1. It's not just your imagination—dogs really are super-friendly.
In fact, a new study finds that dogs actually contain a genetic variant that makes them incredibly affable (versus, say, their wolf ancestors). The genes found in dogs are linked to those that cause Williams-Beuren syndrome, a disorder that causes humans to be exceedingly trusting and friendly. Using this info, you can go for a genetically friendly breed of dog, if desired. (ScienceMag)
2. There's a shortage of OB/GYNs in five metro areas.
If you live in Las Vegas, Los Angeles, Riverside, Miami, or Orlando, hold on tight to your OB/GYN. And according to the American Congress of Obstetricians and Gynecologists, there will be an overall shortage of up to 8,800 gynecologists in the country by 2020. Yikes. (STAT)
3. When you eat is just as important as what you eat.
A new study published in Cell Metabolism explains that when the circadian rhythms of nocturnal mice were disrupted when feeding occurred during the day, during their rest time, they were unable to lose weight even on a restricted-calorie diet. This has implications for how scientists study intermittent fasting, weight loss, and longevity and points to the significance of night-time eating as a source of failed weight loss or weight gain in humans who are making other efforts to lose weight. (Science Daily)

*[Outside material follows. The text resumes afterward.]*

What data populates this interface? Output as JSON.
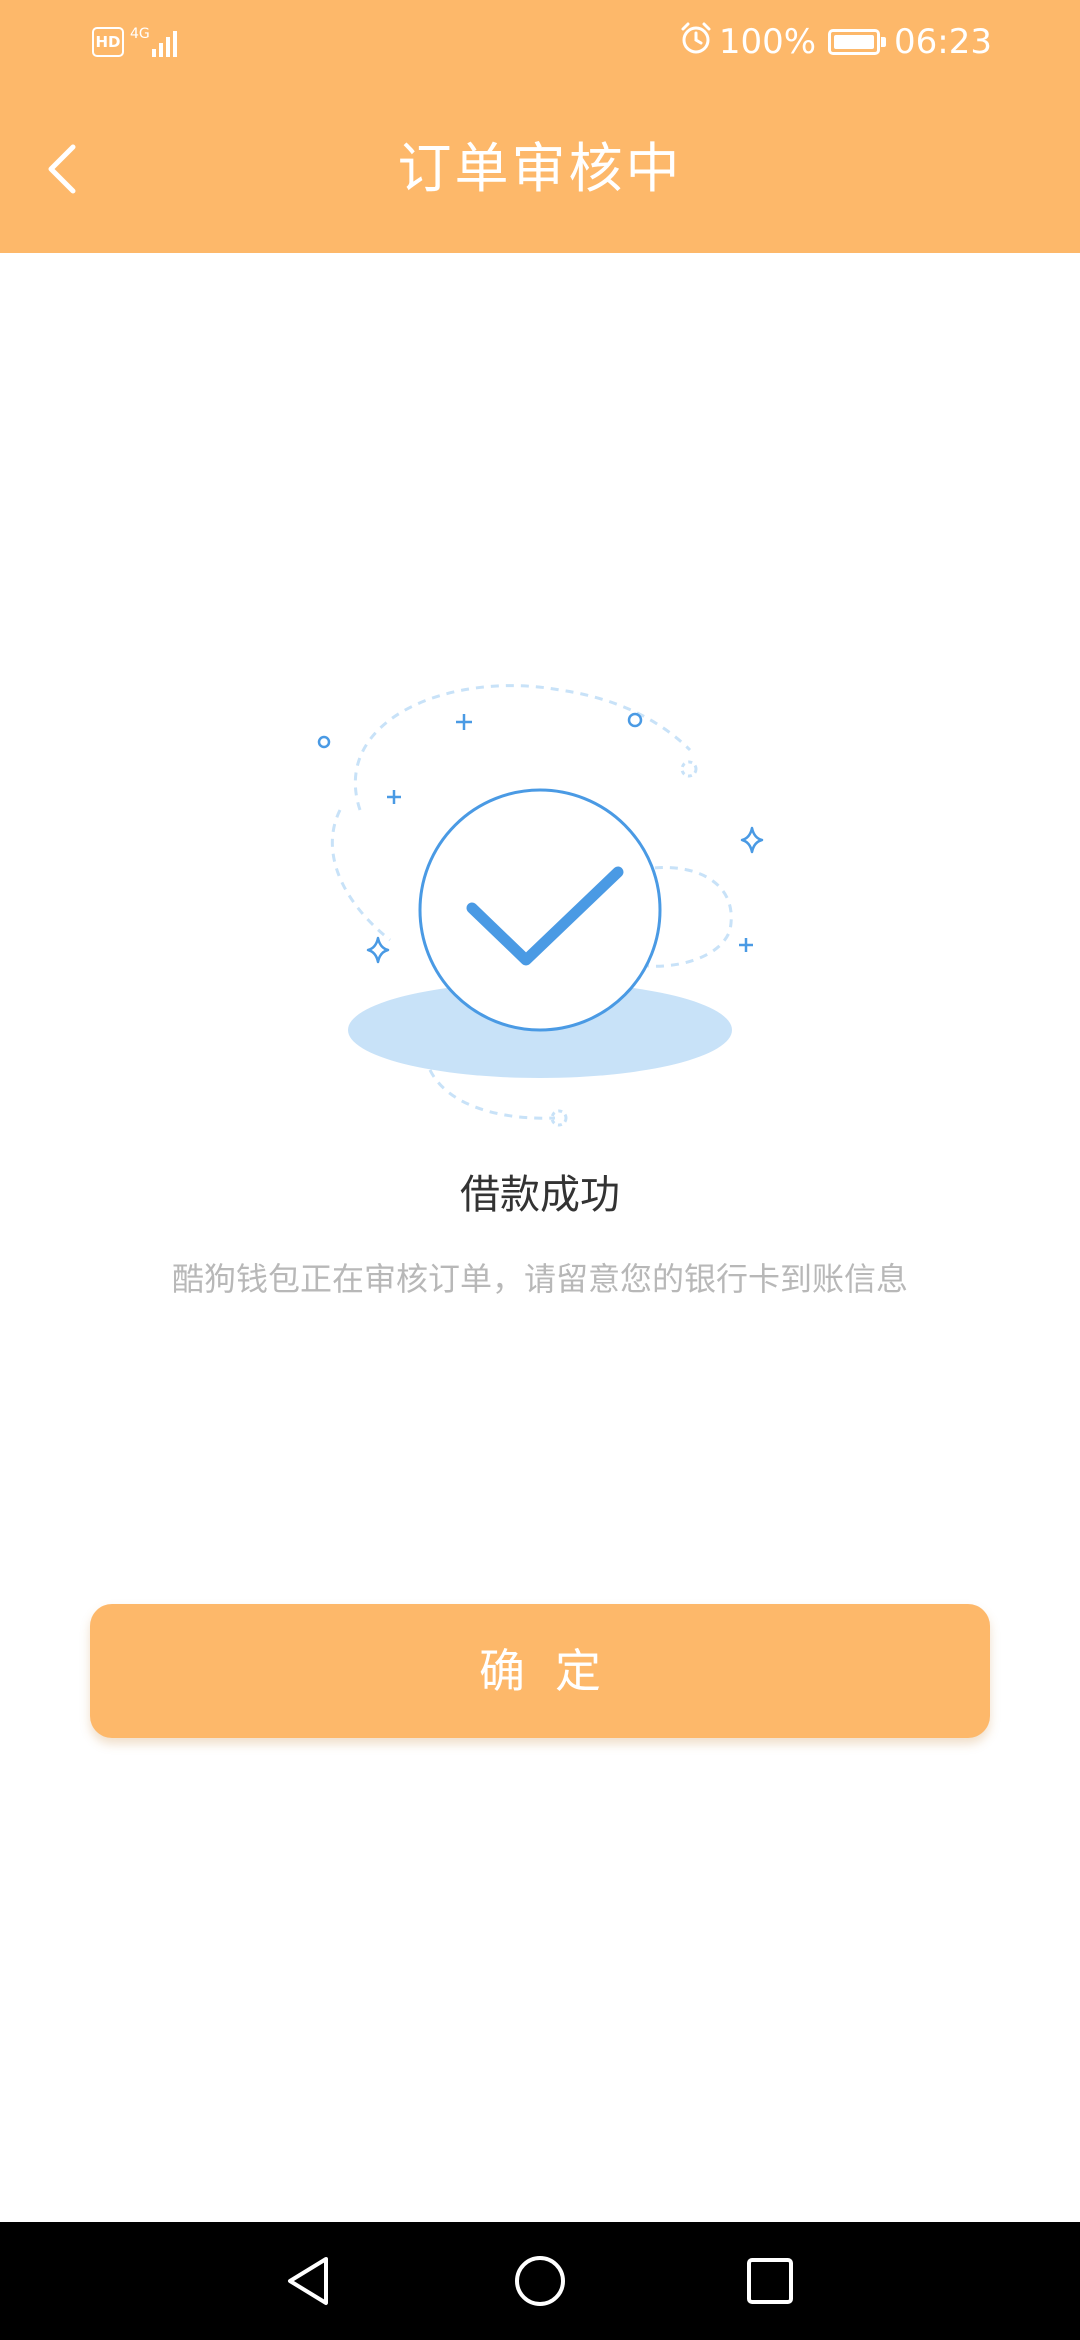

4. And you thought we're using too much plastic now.
A new study finds that if we continue to use plastic at the current rate, over the next 30 years we will produce four times more plastic than at any point in history. That's 26 billion metric tons of plastic waste by 2050, half of which will be dumped in landfills and the environment. Time to change our consumption habits, stat. (Science)
5. The brain's reward pathways play a major role in falling (and staying) in love.

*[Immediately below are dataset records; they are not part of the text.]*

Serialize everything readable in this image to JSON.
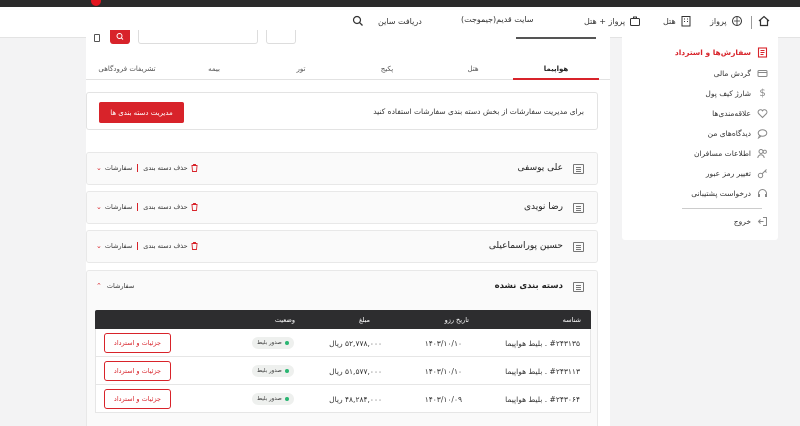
{
  "nav": {
    "home_icon": "home-icon",
    "flight_label": "پرواز",
    "hotel_label": "هتل",
    "flight_hotel_label": "پرواز + هتل",
    "old_site_label": "سایت قدیم(جیموجت)",
    "receive_app_label": "دریافت ساین"
  },
  "sidebar": {
    "items": [
      {
        "label": "سفارش‌ها و استرداد",
        "icon": "receipt-icon"
      },
      {
        "label": "گردش مالی",
        "icon": "card-icon"
      },
      {
        "label": "شارژ کیف پول",
        "icon": "dollar-icon"
      },
      {
        "label": "علاقه‌مندی‌ها",
        "icon": "heart-icon"
      },
      {
        "label": "دیدگاه‌های من",
        "icon": "chat-icon"
      },
      {
        "label": "اطلاعات مسافران",
        "icon": "users-icon"
      },
      {
        "label": "تغییر رمز عبور",
        "icon": "key-icon"
      },
      {
        "label": "درخواست پشتیبانی",
        "icon": "headset-icon"
      }
    ],
    "logout_label": "خروج"
  },
  "tabs": [
    "هواپیما",
    "هتل",
    "پکیج",
    "تور",
    "بیمه",
    "تشریفات فرودگاهی"
  ],
  "info": {
    "text": "برای مدیریت سفارشات از بخش دسته بندی سفارشات استفاده کنید",
    "button": "مدیریت دسته بندی ها"
  },
  "categories": [
    {
      "name": "علی یوسفی",
      "delete_label": "حذف دسته بندی",
      "orders_label": "سفارشات"
    },
    {
      "name": "رضا نویدی",
      "delete_label": "حذف دسته بندی",
      "orders_label": "سفارشات"
    },
    {
      "name": "حسین پوراسماعیلی",
      "delete_label": "حذف دسته بندی",
      "orders_label": "سفارشات"
    }
  ],
  "uncategorized": {
    "name": "دسته بندی نشده",
    "orders_label": "سفارشات",
    "headers": {
      "id": "شناسه",
      "date": "تاریخ رزو",
      "amount": "مبلغ",
      "status": "وضعیت"
    },
    "rows": [
      {
        "id": "#۲۴۳۱۳۵ . بلیط هواپیما",
        "date": "۱۴۰۳/۱۰/۱۰",
        "amount": "۵۲,۷۷۸,۰۰۰ ریال",
        "status": "صدور بلیط",
        "action": "جزئیات و استرداد"
      },
      {
        "id": "#۲۴۳۱۱۳ . بلیط هواپیما",
        "date": "۱۴۰۳/۱۰/۱۰",
        "amount": "۵۱,۵۷۷,۰۰۰ ریال",
        "status": "صدور بلیط",
        "action": "جزئیات و استرداد"
      },
      {
        "id": "#۲۴۳۰۶۴ . بلیط هواپیما",
        "date": "۱۴۰۳/۱۰/۰۹",
        "amount": "۴۸,۲۸۴,۰۰۰ ریال",
        "status": "صدور بلیط",
        "action": "جزئیات و استرداد"
      }
    ]
  },
  "colors": {
    "accent": "#d8232a",
    "dark": "#2d2d2f",
    "success": "#2bb673"
  }
}
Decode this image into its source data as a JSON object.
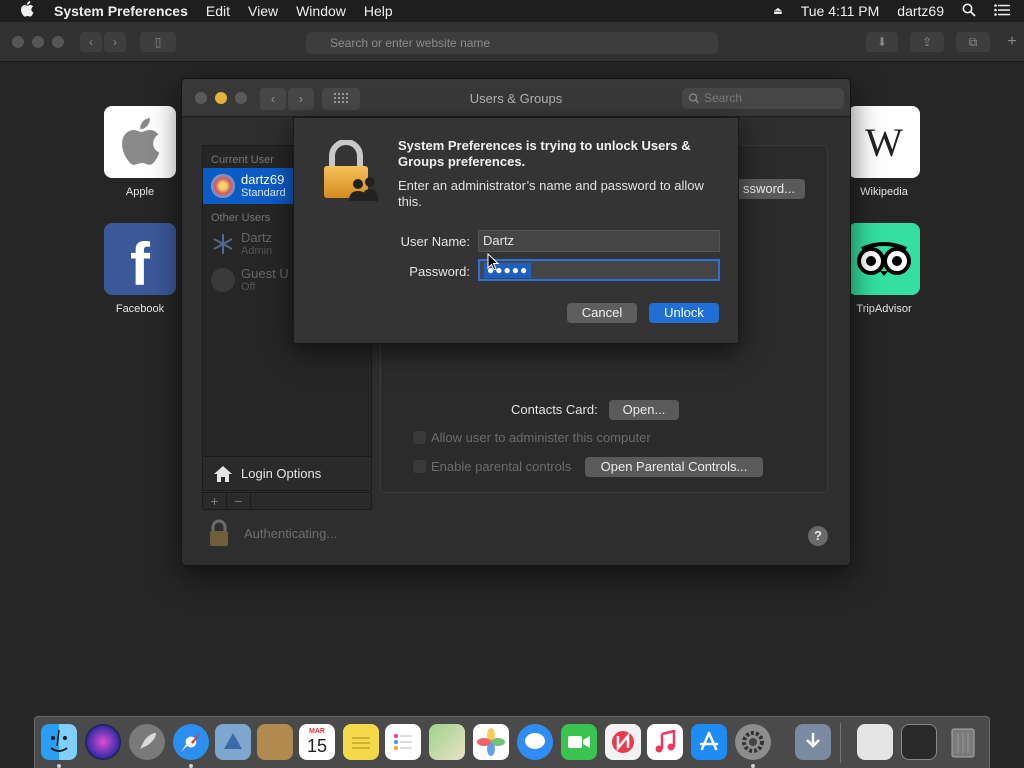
{
  "menubar": {
    "app_name": "System Preferences",
    "menus": [
      "Edit",
      "View",
      "Window",
      "Help"
    ],
    "clock": "Tue 4:11 PM",
    "user": "dartz69"
  },
  "safari": {
    "address_placeholder": "Search or enter website name",
    "favorites": [
      "Apple",
      "Facebook",
      "Wikipedia",
      "TripAdvisor"
    ]
  },
  "sysprefs": {
    "window_title": "Users & Groups",
    "search_placeholder": "Search",
    "current_user_header": "Current User",
    "current_user": {
      "name": "dartz69",
      "role": "Standard"
    },
    "other_users_header": "Other Users",
    "other_users": [
      {
        "name": "Dartz",
        "role": "Admin"
      },
      {
        "name": "Guest U",
        "role": "Off"
      }
    ],
    "login_options": "Login Options",
    "password_button": "ssword...",
    "contacts_card_label": "Contacts Card:",
    "open_button": "Open...",
    "allow_admin_label": "Allow user to administer this computer",
    "parental_label": "Enable parental controls",
    "open_parental_button": "Open Parental Controls...",
    "lock_status": "Authenticating...",
    "help": "?"
  },
  "auth_dialog": {
    "title": "System Preferences is trying to unlock Users & Groups preferences.",
    "message": "Enter an administrator’s name and password to allow this.",
    "username_label": "User Name:",
    "username_value": "Dartz",
    "password_label": "Password:",
    "password_mask": "●●●●●",
    "cancel": "Cancel",
    "unlock": "Unlock"
  },
  "dock": {
    "calendar_month": "MAR",
    "calendar_day": "15",
    "apps": [
      "finder",
      "siri",
      "launchpad",
      "safari",
      "mail",
      "notes-brown",
      "calendar",
      "stickies",
      "reminders",
      "maps",
      "photos",
      "messages",
      "facetime",
      "news",
      "music",
      "app-store",
      "system-preferences",
      "downloads",
      "document",
      "screenshot",
      "trash"
    ]
  }
}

A psychologist at the University of Chicago, Stephanie Cacioppo, has studied a decade of research in the neuroscience of love. Her findings show that the brain's reward pathways allow us to take the love leap and keep us feeling "in love." These pathways regulate the release of the neurotransmitter dopamine, which makes us crave the object of our affection because being around them makes us feel good. Once you're in love, if the relationship remains satisfying, just thinking about the person makes you feel good and can diminish feelings of stress and pain. (Scientific American)
6. What's your guilty pleasure?

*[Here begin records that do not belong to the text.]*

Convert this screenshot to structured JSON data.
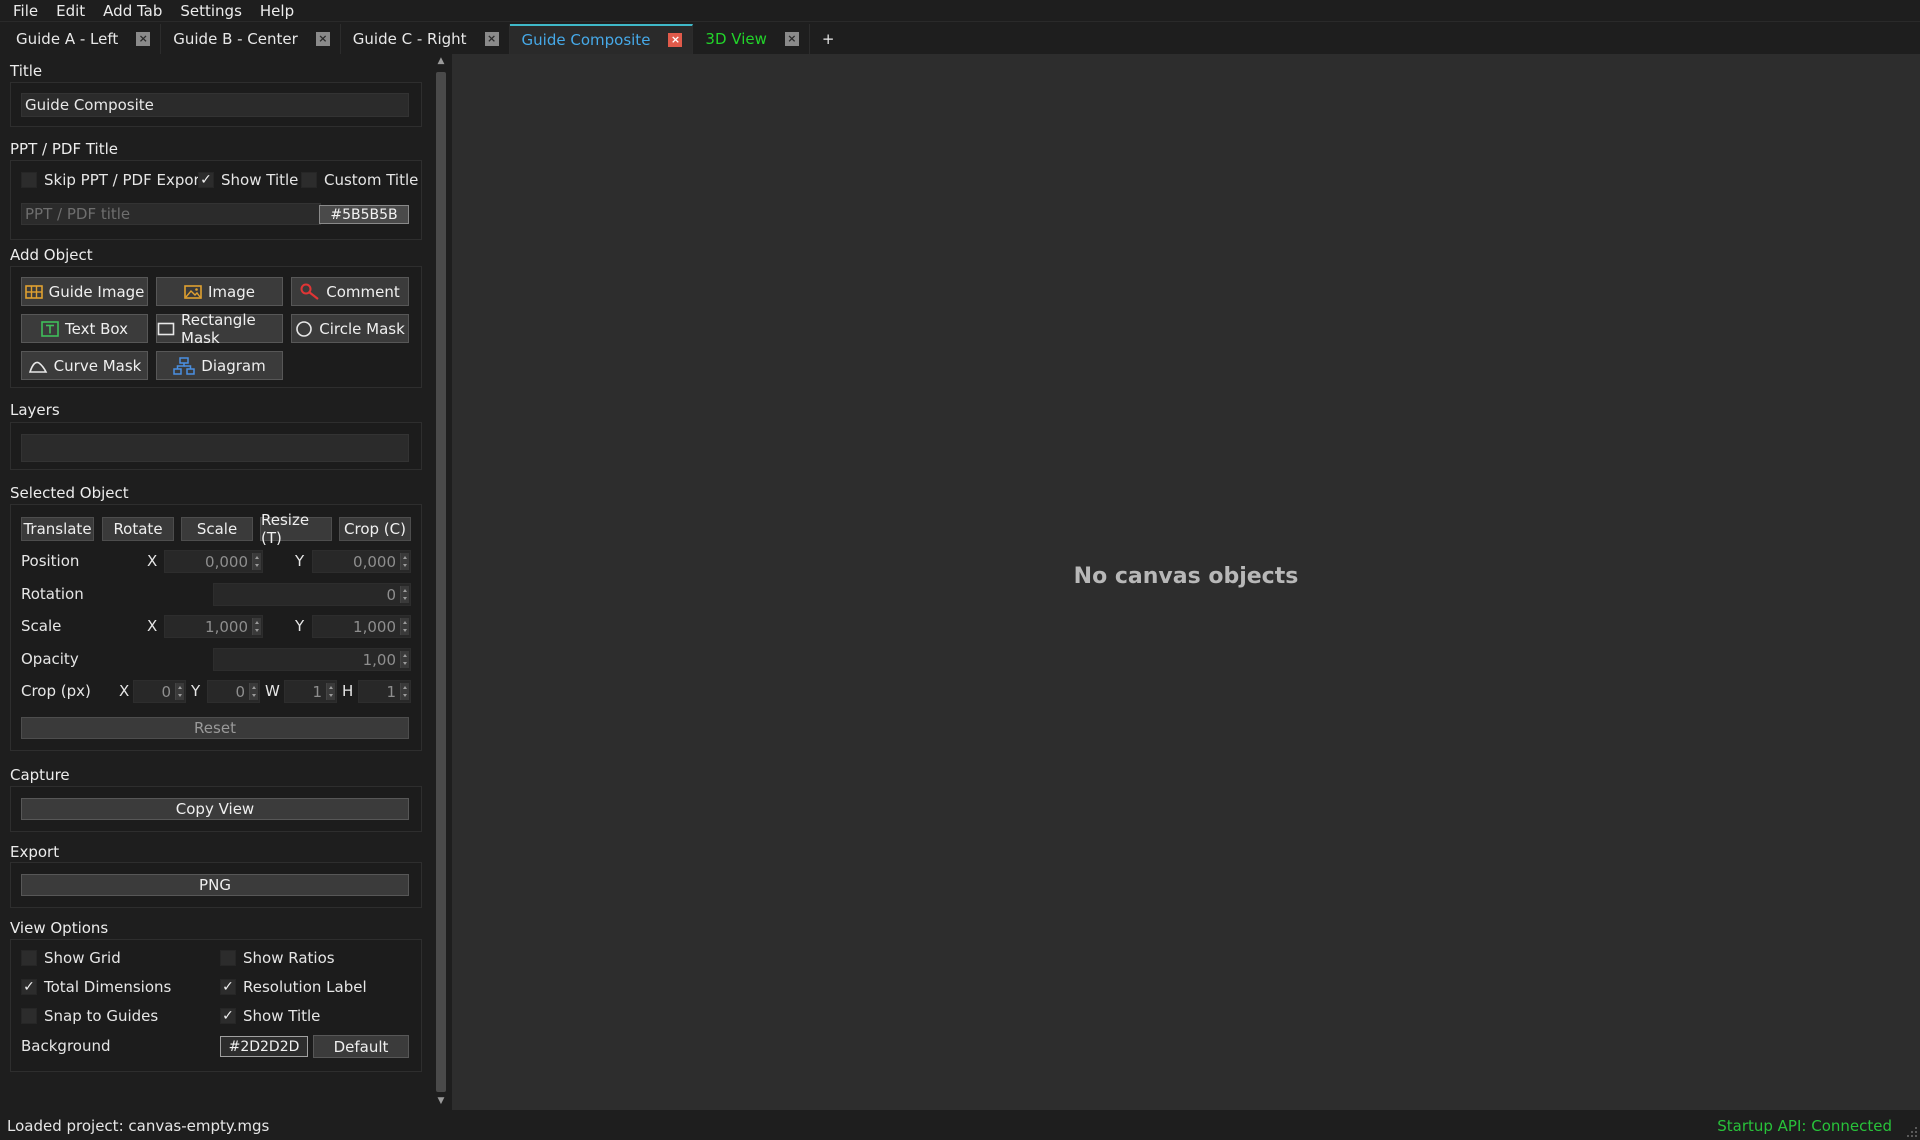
{
  "menu": [
    "File",
    "Edit",
    "Add Tab",
    "Settings",
    "Help"
  ],
  "tabs": [
    {
      "label": "Guide A - Left"
    },
    {
      "label": "Guide B - Center"
    },
    {
      "label": "Guide C - Right"
    },
    {
      "label": "Guide Composite",
      "active": true
    },
    {
      "label": "3D View"
    }
  ],
  "add_tab_label": "+",
  "panel": {
    "title_section": "Title",
    "title_value": "Guide Composite",
    "ppt_section": "PPT / PDF Title",
    "skip_export": "Skip PPT / PDF Export",
    "show_title": "Show Title",
    "custom_title": "Custom Title",
    "ppt_placeholder": "PPT / PDF title",
    "ppt_color": "#5B5B5B",
    "add_object_section": "Add Object",
    "add_buttons": [
      "Guide Image",
      "Image",
      "Comment",
      "Text Box",
      "Rectangle Mask",
      "Circle Mask",
      "Curve Mask",
      "Diagram"
    ],
    "layers_section": "Layers",
    "selected_section": "Selected Object",
    "mode_buttons": [
      "Translate",
      "Rotate",
      "Scale",
      "Resize (T)",
      "Crop (C)"
    ],
    "position_label": "Position",
    "rotation_label": "Rotation",
    "scale_label": "Scale",
    "opacity_label": "Opacity",
    "crop_label": "Crop (px)",
    "axis_x": "X",
    "axis_y": "Y",
    "axis_w": "W",
    "axis_h": "H",
    "position_x": "0,000",
    "position_y": "0,000",
    "rotation": "0",
    "scale_x": "1,000",
    "scale_y": "1,000",
    "opacity": "1,00",
    "crop_x": "0",
    "crop_y": "0",
    "crop_w": "1",
    "crop_h": "1",
    "reset": "Reset",
    "capture_section": "Capture",
    "copy_view": "Copy View",
    "export_section": "Export",
    "png": "PNG",
    "view_section": "View Options",
    "show_grid": "Show Grid",
    "show_ratios": "Show Ratios",
    "total_dimensions": "Total Dimensions",
    "resolution_label": "Resolution Label",
    "snap_to_guides": "Snap to Guides",
    "view_show_title": "Show Title",
    "background_label": "Background",
    "background_color": "#2D2D2D",
    "default_btn": "Default"
  },
  "checks": {
    "skip_export": false,
    "show_title": true,
    "custom_title": false,
    "show_grid": false,
    "show_ratios": false,
    "total_dimensions": true,
    "resolution_label": true,
    "snap_to_guides": false,
    "view_show_title": true
  },
  "canvas_message": "No canvas objects",
  "status": {
    "left": "Loaded project: canvas-empty.mgs",
    "right": "Startup API: Connected"
  },
  "colors": {
    "active_tab": "#46a9e8",
    "green_tab": "#22d32a",
    "status_ok": "#28c23a",
    "canvas_bg": "#2d2d2d"
  }
}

Whether it's a glass of wine on Friday night or a rich piece of chocolate at the end of the day, it's always fun to see how you stack up compared to famous people. Fran Lebowitz, for example, considers reading a guilty pleasure, while Betty White goes all out on a hot dog and french fries for lunch. (The Cut)